Finding an Instrument
You must orientate your search depending on information you hold on the instrument.
Depending on the document type, information can be organized by:
- serial numbers
- dates (sales, orders, repairs etc.)
Note: Only the Érard books of sales enable a search by name (buyer’s name index at the end).You Know a Serial Number
Each instrument is assigned a unique serial number for identification. It is recorded in a specific workshop register, called "Manufacturing Register", at manufacturing stage or once the instrument is complete. Serial numbers are inscribed in ascending order and are only listed once; it is therefore easy to find the register for a given instrument. Referring to a manufacturing register provides key information such as first sale’s date and buyer’s name. This information will prove useful when referring to other register types, such as books of sales. Note: Between 1895 and 1937 Pleyel set up a double numbering system for pianos. Workshop registers from then work in pairs. Each of them mentions the two numbers but information is organized depending on one or the other. The first number is often called "Matricule de sortie" (release ID number) and the second "Matricule de fabrication" (manufacturing ID number). The Matricule de sortie” continues the preceding series of numbers.
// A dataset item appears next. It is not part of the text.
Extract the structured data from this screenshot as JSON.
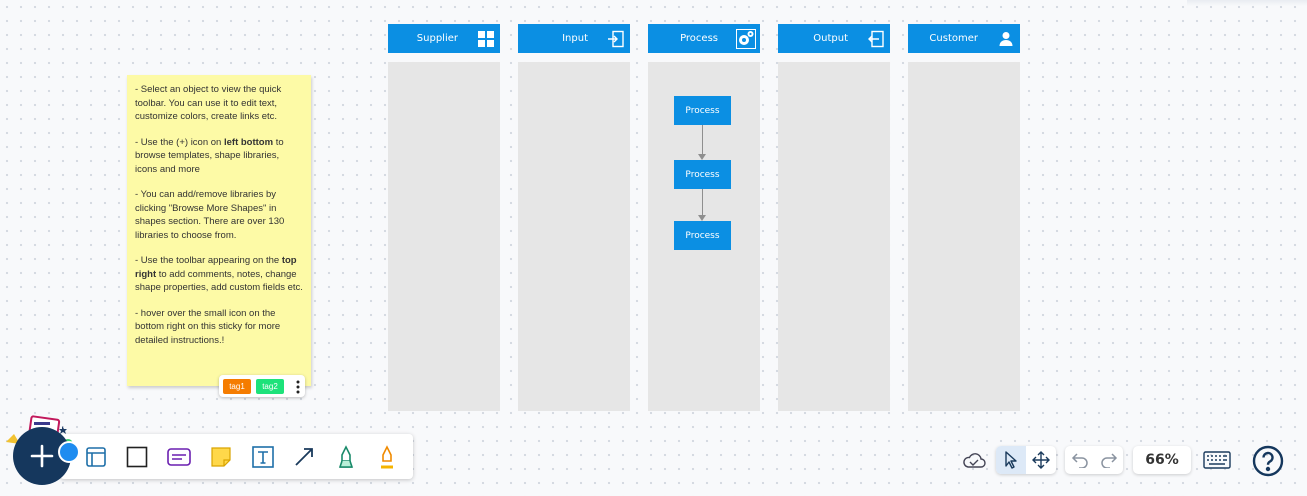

Instruments display both numbers - the "Matricule de fabrication" often including the letter "F" (e.g.: 3F456 for 3456). During a search, it is paramount to check the couple of numbers inscribed in the register match the relevant instrument.
Example of search by serial number Knowing how to read an Érard Manufacturing Register Knowing how to read a Pleyel Manufacturing RegisterYou Know a Date (purchase, repair etc.)
Each sale or order that took place in the shop is recorded in an account register (book of sales, order register etc.). Data is classified by chronological order.
Knowing how to read an Érard Book of Sales Knowing how to read a Pleyel Book of Sales